Solely Social or Used to Promote?

H/T to Kevin O’Keefe and Heather Morse for bringing this to my attention.

As was suggested in the Horace Hunter Legal Blogging vs. Advertising Saga, the Florida Bar clings to the “solely for social” vs. “used to promote” distinction for judging whether lawyer advertising rules apply:

Pages of individual lawyers on social networking sites that are used solely for social purposes, to maintain social contact with family and close friends, are not subject to the lawyer advertising rules.

Pages appearing on networking sites that are used to promote the lawyer or law firm’s practice are subject to the lawyer advertising rules. These pages must therefore comply with all of the general regulations set forth in Rule 4-7.2. Regulations include prohibitions against any misleading information, which includes references to past results, promises of results, and testimonials. Regulations also include prohibitions against statements characterizing the quality of legal services. Lawyers and law firms should review Rule 4-7.2 in its entirety to comply with its requirements. Additional information is available in the Handbook on Lawyer Advertising and Solicitation on the Florida Bar website.

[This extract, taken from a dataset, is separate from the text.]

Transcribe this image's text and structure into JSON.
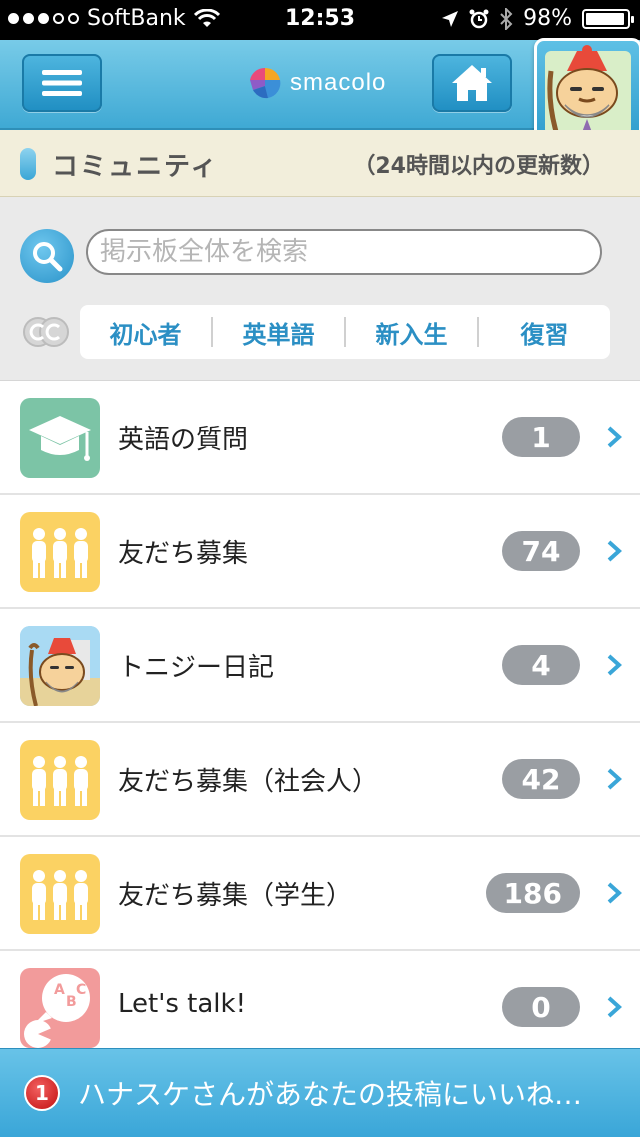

I don’t get this at all. I guess I’m just dumb. Could someone please explain this to me? You can use these hypothetical examples to start:

I’m a criminal lawyer, my website contains a picture of me at a fundraiser for The Innocence Project with famous people.

Solely social or used to promote?

A lawyer tweets back in forth with another lawyer in a general manner about a recent experience that they had on case. A non-lawyer sees these tweets and thinks, “hey this guy knows what he’s talking about, I’m going to give him a call about my case.”

Solely social or used to promote?

A lawyer posts a facebook status update that they were just elected President of their state’s Trial Lawyers Association. A prospective client reads this update and decides to call the lawyer about their situation.

Solely social or used to promote?

A lawyer authors a blog post about a recent case in the news. The lawyer comments about what they think went wrong in the case and what their experience has taught them about these types of cases. A prospective client facing a similar situation reads the post and calls the lawyer about handling their case.

Solely social or used to promote?

Of course, we can think of examples of lawyer communications that fit nicely into these clean buckets.

Unfortunately, I would suggest, that the overwhelming majority of lawyer communications don’t.

They exist somewhere in between.

Worlds Colliding

This idea of partitioning personal and promotional social profiles, personas, etc, always make me think of when George’s Worlds Collide:

Some lawyers write blog posts purely for their love of writing and/or educating the public. But I’m pretty confident that these lawyers don’t mind it when people start reading and sharing what they’ve written, which expands their recognition, and develops new professional relationships.

Some lawyers use Facebook because they want to look at their friends’ and family’s baby pictures. However, sometimes clients reach out to friend them. Perhaps one of these clients sings the lawyer’s praises on Facebook. Solely social or used to promote?

Is it even reasonable to expect lawyers to create these distinctions?

Should the LinkedIn, Twitter, and Facebook accounts of lawyers be cut-off from the rest of the world?

And what about my post? I’m motivated to write this because I truly think these rules are silly and I think you should think about them. On the other hand, this post might get shared by others (might…). Which might lead to me meeting or connecting with someone professionally.

Solely social or used to promote?